I'm reading a proof of Arnold's theorem about analytic linearization of analytic circle diffeomorphisms. The following result is used in the proof and I don't see why it should be true.

Let $S_\sigma= \{ z:|\Im z|<\sigma \}$. We have a function $h$ that is holomorphic on $S_{\sigma-\delta}$, and is real-valued on the real-axis. We are also give that for $z \in S_{\sigma-\delta}$ we have $|h(z)|<\delta$, and for $z \in S_{\sigma-2\delta}$ we have that $|h'(z)|<1$. Let $H$ be defined by $H(z)=z+h(z)$, so $H$ sends any point $z \in S_{\sigma-\delta}$ less than $\delta$ far away from itself.

I want to show that $H(S_{\sigma-2\delta})$ contains $S_{\sigma-3\delta}$. We have that $h$ sends the real axis to itself, so $H$ does also.

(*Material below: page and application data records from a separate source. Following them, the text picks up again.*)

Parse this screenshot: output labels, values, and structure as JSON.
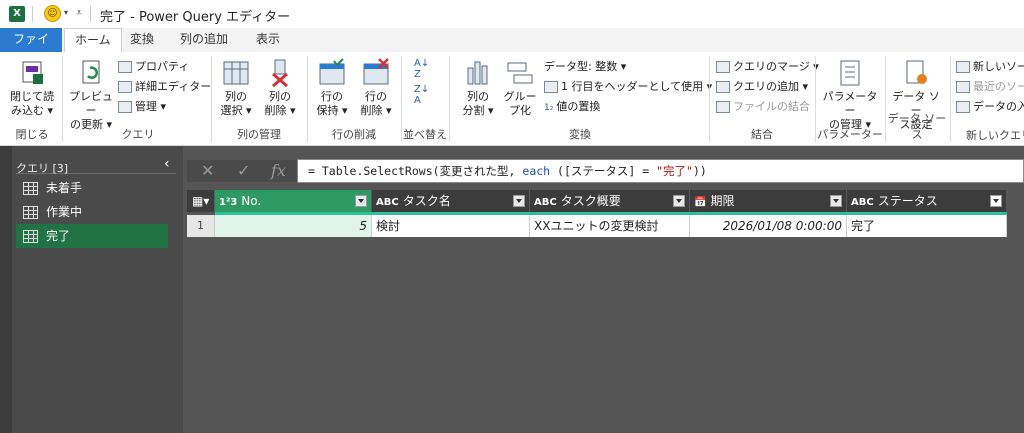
{
  "window": {
    "title": "完了 - Power Query エディター",
    "app_icon": "excel-icon"
  },
  "tabs": [
    "ファイル",
    "ホーム",
    "変換",
    "列の追加",
    "表示"
  ],
  "ribbon": {
    "close_load": {
      "label1": "閉じて読",
      "label2": "み込む ▾",
      "group": "閉じる"
    },
    "preview": {
      "label1": "プレビュー",
      "label2": "の更新 ▾"
    },
    "properties": "プロパティ",
    "advanced_editor": "詳細エディター",
    "manage": "管理 ▾",
    "query_group": "クエリ",
    "choose_cols": {
      "label1": "列の",
      "label2": "選択 ▾"
    },
    "remove_cols": {
      "label1": "列の",
      "label2": "削除 ▾"
    },
    "manage_cols_group": "列の管理",
    "keep_rows": {
      "label1": "行の",
      "label2": "保持 ▾"
    },
    "remove_rows": {
      "label1": "行の",
      "label2": "削除 ▾"
    },
    "reduce_rows_group": "行の削減",
    "sort_group": "並べ替え",
    "split_col": {
      "label1": "列の",
      "label2": "分割 ▾"
    },
    "group_by": {
      "label1": "グルー",
      "label2": "プ化"
    },
    "data_type": "データ型: 整数 ▾",
    "first_row_header": "1 行目をヘッダーとして使用 ▾",
    "replace_values": "値の置換",
    "transform_group": "変換",
    "merge_queries": "クエリのマージ ▾",
    "append_queries": "クエリの追加 ▾",
    "combine_files": "ファイルの結合",
    "combine_group": "結合",
    "params": {
      "label1": "パラメーター",
      "label2": "の管理 ▾"
    },
    "params_group": "パラメーター",
    "data_source": {
      "label1": "データ ソー",
      "label2": "ス設定"
    },
    "data_source_group": "データ ソース",
    "new_source": "新しいソース",
    "recent_source": "最近のソース",
    "enter_data": "データの入力",
    "new_query_group": "新しいクエリ"
  },
  "queries": {
    "header": "クエリ [3]",
    "items": [
      "未着手",
      "作業中",
      "完了"
    ],
    "selected": "完了"
  },
  "formula": {
    "prefix": "= Table.SelectRows(変更された型, ",
    "kw": "each",
    "mid": " ([ステータス] = ",
    "str": "\"完了\"",
    "suffix": "))"
  },
  "table": {
    "columns": [
      {
        "type": "1²3",
        "name": "No."
      },
      {
        "type": "ABC",
        "name": "タスク名"
      },
      {
        "type": "ABC",
        "name": "タスク概要"
      },
      {
        "type": "📅",
        "name": "期限"
      },
      {
        "type": "ABC",
        "name": "ステータス"
      }
    ],
    "rows": [
      {
        "row_no": "1",
        "no": "5",
        "task": "検討",
        "summary": "XXユニットの変更検討",
        "due": "2026/01/08 0:00:00",
        "status": "完了"
      }
    ]
  }
}
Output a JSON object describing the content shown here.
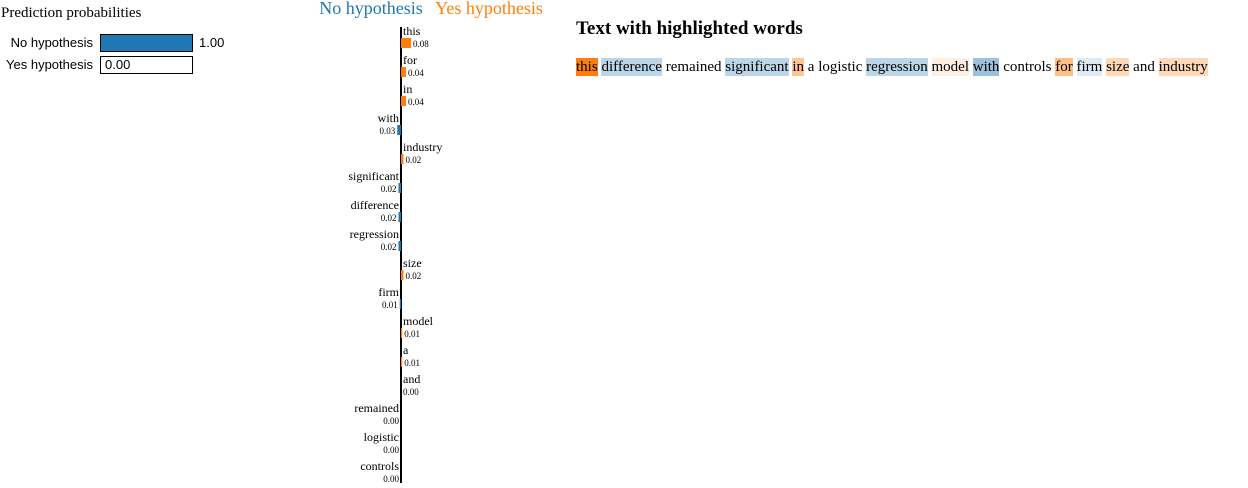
{
  "prediction": {
    "title": "Prediction probabilities",
    "classes": [
      {
        "label": "No hypothesis",
        "value": 1.0,
        "text": "1.00",
        "color": "#1f77b4"
      },
      {
        "label": "Yes hypothesis",
        "value": 0.0,
        "text": "0.00",
        "color": "#ff7f0e"
      }
    ]
  },
  "chart_data": {
    "type": "bar",
    "orientation": "horizontal",
    "negative_class": "No hypothesis",
    "positive_class": "Yes hypothesis",
    "negative_color": "#1f77b4",
    "positive_color": "#ff7f0e",
    "features": [
      {
        "word": "this",
        "weight": 0.08,
        "label": "0.08",
        "class": "Yes hypothesis"
      },
      {
        "word": "for",
        "weight": 0.04,
        "label": "0.04",
        "class": "Yes hypothesis"
      },
      {
        "word": "in",
        "weight": 0.04,
        "label": "0.04",
        "class": "Yes hypothesis"
      },
      {
        "word": "with",
        "weight": 0.03,
        "label": "0.03",
        "class": "No hypothesis"
      },
      {
        "word": "industry",
        "weight": 0.02,
        "label": "0.02",
        "class": "Yes hypothesis"
      },
      {
        "word": "significant",
        "weight": 0.02,
        "label": "0.02",
        "class": "No hypothesis"
      },
      {
        "word": "difference",
        "weight": 0.02,
        "label": "0.02",
        "class": "No hypothesis"
      },
      {
        "word": "regression",
        "weight": 0.02,
        "label": "0.02",
        "class": "No hypothesis"
      },
      {
        "word": "size",
        "weight": 0.02,
        "label": "0.02",
        "class": "Yes hypothesis"
      },
      {
        "word": "firm",
        "weight": 0.01,
        "label": "0.01",
        "class": "No hypothesis"
      },
      {
        "word": "model",
        "weight": 0.01,
        "label": "0.01",
        "class": "Yes hypothesis"
      },
      {
        "word": "a",
        "weight": 0.01,
        "label": "0.01",
        "class": "Yes hypothesis"
      },
      {
        "word": "and",
        "weight": 0.0,
        "label": "0.00",
        "class": "Yes hypothesis"
      },
      {
        "word": "remained",
        "weight": 0.0,
        "label": "0.00",
        "class": "No hypothesis"
      },
      {
        "word": "logistic",
        "weight": 0.0,
        "label": "0.00",
        "class": "No hypothesis"
      },
      {
        "word": "controls",
        "weight": 0.0,
        "label": "0.00",
        "class": "No hypothesis"
      }
    ]
  },
  "highlight": {
    "title": "Text with highlighted words",
    "words": [
      {
        "text": "this",
        "class": "Yes hypothesis",
        "strength": 1.0
      },
      {
        "text": "difference",
        "class": "No hypothesis",
        "strength": 0.3
      },
      {
        "text": "remained",
        "class": "none",
        "strength": 0
      },
      {
        "text": "significant",
        "class": "No hypothesis",
        "strength": 0.3
      },
      {
        "text": "in",
        "class": "Yes hypothesis",
        "strength": 0.45
      },
      {
        "text": "a",
        "class": "none",
        "strength": 0
      },
      {
        "text": "logistic",
        "class": "none",
        "strength": 0
      },
      {
        "text": "regression",
        "class": "No hypothesis",
        "strength": 0.3
      },
      {
        "text": "model",
        "class": "Yes hypothesis",
        "strength": 0.12
      },
      {
        "text": "with",
        "class": "No hypothesis",
        "strength": 0.45
      },
      {
        "text": "controls",
        "class": "none",
        "strength": 0
      },
      {
        "text": "for",
        "class": "Yes hypothesis",
        "strength": 0.5
      },
      {
        "text": "firm",
        "class": "No hypothesis",
        "strength": 0.15
      },
      {
        "text": "size",
        "class": "Yes hypothesis",
        "strength": 0.3
      },
      {
        "text": "and",
        "class": "none",
        "strength": 0
      },
      {
        "text": "industry",
        "class": "Yes hypothesis",
        "strength": 0.3
      }
    ]
  }
}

As well, because $h(z)<\delta$ for $z \in S_{\sigma-\delta}$, for $\Im z=\sigma-2\delta$ we have $\Im H(z) > \sigma-3\delta$, and for $\Im z = -(\sigma-2\delta)$ we have $\Im H(z)< -(\sigma-3\delta)$. The text seems to conclude from this that $H(S_{\sigma-2\delta})$ contains $S_{\sigma-3\delta}$. This would follow from the above facts if we knew that $H(S_{\sigma-2\delta})$ had to be simply connected, but why should this be the case? (I hope I said enough to make it clear why this WOULD follow if we knew that the image were simply connected.)